* [DATA TO EXAMINE]:
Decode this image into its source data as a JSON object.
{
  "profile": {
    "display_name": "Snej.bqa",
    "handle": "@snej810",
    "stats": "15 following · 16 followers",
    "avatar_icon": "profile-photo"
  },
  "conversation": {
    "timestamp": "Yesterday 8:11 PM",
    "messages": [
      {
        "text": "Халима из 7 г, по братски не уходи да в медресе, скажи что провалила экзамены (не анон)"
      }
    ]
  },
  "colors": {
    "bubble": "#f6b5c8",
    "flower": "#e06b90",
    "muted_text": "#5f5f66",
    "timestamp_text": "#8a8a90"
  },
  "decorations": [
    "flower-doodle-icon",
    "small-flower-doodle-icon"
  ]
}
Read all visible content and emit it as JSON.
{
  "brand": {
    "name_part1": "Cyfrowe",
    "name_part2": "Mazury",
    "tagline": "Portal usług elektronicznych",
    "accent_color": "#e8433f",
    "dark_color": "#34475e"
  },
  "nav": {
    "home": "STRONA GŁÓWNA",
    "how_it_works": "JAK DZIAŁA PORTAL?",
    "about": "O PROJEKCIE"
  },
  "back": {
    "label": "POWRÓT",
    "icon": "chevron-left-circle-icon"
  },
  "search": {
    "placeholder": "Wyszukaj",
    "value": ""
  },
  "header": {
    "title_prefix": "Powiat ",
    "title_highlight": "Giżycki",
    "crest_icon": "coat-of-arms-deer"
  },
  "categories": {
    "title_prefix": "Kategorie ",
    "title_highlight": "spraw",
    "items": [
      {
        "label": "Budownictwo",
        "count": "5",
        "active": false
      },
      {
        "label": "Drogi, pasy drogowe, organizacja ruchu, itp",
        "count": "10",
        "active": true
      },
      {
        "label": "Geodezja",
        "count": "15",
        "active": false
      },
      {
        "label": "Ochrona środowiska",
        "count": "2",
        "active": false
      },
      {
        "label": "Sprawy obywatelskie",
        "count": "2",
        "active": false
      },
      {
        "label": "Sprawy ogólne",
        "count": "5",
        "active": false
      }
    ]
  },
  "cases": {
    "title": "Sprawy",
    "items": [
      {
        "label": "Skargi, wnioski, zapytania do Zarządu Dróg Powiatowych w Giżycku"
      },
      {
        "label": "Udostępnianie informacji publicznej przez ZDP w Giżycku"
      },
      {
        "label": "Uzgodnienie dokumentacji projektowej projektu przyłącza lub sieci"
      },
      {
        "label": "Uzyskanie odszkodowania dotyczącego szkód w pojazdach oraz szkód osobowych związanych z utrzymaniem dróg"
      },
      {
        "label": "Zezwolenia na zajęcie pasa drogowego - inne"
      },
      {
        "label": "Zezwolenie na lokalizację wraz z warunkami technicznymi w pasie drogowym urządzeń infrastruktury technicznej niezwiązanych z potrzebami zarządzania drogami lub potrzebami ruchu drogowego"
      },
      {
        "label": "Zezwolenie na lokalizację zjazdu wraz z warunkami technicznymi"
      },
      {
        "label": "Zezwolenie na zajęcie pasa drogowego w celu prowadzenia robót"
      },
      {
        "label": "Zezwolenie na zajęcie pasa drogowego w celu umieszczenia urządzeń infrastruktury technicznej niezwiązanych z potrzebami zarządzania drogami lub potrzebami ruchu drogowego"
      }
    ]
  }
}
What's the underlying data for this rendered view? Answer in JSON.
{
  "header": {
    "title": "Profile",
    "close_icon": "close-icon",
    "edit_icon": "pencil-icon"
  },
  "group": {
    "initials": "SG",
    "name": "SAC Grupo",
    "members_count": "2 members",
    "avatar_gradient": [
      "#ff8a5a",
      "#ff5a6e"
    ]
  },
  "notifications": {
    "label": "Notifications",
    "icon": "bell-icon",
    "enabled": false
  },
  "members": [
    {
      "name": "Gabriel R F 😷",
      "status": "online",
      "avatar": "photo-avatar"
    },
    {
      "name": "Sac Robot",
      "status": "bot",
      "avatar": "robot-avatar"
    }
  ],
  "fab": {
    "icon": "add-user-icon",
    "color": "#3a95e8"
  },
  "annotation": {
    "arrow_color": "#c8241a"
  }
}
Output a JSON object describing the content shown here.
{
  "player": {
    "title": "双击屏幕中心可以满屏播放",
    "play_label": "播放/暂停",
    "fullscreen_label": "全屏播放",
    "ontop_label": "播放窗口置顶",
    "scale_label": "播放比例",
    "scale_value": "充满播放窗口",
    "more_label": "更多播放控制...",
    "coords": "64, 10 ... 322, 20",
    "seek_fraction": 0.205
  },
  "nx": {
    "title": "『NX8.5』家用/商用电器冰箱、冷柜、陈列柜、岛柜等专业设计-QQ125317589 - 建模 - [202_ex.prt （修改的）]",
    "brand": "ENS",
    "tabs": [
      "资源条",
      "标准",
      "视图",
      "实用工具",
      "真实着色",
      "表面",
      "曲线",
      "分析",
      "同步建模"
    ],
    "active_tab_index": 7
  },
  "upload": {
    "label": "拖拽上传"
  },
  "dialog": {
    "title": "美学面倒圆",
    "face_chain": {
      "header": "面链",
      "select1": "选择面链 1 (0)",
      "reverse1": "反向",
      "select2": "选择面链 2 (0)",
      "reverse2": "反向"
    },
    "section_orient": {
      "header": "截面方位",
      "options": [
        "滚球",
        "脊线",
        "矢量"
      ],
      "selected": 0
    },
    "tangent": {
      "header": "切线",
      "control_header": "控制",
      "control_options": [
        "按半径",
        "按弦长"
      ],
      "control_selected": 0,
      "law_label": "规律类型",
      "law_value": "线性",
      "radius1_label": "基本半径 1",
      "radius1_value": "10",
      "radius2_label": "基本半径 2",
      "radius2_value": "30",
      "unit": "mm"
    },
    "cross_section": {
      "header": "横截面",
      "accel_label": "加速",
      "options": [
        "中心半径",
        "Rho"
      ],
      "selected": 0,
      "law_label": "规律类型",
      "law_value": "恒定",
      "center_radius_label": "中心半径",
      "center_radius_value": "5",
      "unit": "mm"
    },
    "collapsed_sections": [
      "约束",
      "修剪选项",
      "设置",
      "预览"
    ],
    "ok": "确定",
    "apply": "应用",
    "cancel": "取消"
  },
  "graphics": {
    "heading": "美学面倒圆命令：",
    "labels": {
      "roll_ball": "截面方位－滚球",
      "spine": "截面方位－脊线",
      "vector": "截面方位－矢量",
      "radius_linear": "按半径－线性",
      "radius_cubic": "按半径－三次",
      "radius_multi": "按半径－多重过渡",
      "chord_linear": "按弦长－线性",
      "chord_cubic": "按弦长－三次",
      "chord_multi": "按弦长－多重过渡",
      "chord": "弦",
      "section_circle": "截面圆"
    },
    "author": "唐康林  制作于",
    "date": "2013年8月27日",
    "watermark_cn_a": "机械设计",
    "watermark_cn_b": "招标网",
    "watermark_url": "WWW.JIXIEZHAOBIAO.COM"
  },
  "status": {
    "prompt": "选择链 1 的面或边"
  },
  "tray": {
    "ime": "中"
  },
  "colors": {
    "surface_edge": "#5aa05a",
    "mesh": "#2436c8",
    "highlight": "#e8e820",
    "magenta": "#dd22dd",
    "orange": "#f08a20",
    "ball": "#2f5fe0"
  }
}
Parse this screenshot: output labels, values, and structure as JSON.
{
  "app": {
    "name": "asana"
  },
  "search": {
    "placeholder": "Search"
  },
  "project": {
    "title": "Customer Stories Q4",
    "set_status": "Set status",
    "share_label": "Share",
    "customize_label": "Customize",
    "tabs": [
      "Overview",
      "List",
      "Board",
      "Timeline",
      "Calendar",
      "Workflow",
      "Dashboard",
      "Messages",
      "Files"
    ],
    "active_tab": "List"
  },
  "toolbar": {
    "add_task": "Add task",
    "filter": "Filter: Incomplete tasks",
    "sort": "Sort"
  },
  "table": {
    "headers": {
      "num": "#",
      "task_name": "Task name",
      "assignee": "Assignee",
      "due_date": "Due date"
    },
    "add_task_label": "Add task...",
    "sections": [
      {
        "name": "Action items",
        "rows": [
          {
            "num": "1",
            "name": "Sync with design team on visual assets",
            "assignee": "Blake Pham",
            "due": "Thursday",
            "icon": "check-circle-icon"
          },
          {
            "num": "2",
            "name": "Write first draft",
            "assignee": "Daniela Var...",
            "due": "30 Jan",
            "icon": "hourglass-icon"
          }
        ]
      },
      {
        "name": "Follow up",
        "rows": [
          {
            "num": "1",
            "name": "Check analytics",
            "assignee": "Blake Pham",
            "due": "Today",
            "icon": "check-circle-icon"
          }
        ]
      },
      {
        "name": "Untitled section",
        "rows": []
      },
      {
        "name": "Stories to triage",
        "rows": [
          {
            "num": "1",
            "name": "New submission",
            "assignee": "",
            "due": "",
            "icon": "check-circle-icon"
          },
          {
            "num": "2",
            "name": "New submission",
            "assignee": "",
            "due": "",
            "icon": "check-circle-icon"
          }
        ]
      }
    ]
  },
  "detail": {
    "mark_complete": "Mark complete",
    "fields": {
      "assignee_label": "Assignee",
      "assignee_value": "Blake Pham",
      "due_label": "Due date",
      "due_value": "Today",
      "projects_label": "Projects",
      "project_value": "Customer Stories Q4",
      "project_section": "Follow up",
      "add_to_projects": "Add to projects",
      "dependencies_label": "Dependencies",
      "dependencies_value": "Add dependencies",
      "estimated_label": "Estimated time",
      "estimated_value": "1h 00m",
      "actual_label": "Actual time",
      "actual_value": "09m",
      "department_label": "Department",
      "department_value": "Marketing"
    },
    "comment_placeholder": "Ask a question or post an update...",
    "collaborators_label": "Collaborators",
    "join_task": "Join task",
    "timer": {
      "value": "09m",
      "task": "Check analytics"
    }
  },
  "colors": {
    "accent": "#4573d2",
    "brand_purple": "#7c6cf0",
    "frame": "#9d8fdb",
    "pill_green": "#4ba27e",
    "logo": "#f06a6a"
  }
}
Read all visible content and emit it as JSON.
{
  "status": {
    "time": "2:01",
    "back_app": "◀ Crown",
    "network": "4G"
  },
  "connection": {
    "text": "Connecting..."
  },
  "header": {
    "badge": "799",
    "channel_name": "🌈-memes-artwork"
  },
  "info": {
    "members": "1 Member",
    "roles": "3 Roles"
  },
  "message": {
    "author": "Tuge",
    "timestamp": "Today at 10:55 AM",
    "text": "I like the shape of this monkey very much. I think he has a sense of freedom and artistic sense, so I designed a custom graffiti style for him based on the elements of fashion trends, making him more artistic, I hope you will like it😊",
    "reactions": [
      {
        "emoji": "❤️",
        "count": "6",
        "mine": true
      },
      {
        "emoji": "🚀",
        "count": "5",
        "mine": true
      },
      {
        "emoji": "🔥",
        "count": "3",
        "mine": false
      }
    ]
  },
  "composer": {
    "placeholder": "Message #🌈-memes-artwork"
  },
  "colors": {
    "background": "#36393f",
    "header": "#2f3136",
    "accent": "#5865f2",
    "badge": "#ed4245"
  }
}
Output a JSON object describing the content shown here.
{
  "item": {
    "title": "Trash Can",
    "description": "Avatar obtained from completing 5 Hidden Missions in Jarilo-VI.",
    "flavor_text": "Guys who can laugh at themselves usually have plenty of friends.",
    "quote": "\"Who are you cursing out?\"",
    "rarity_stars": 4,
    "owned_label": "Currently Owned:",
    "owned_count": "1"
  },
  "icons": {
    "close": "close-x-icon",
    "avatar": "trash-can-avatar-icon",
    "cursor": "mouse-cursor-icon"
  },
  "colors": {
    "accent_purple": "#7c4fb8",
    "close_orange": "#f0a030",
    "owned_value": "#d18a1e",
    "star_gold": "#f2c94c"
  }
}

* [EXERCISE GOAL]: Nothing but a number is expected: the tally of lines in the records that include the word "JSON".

* [YOUR SOLUTION]: 7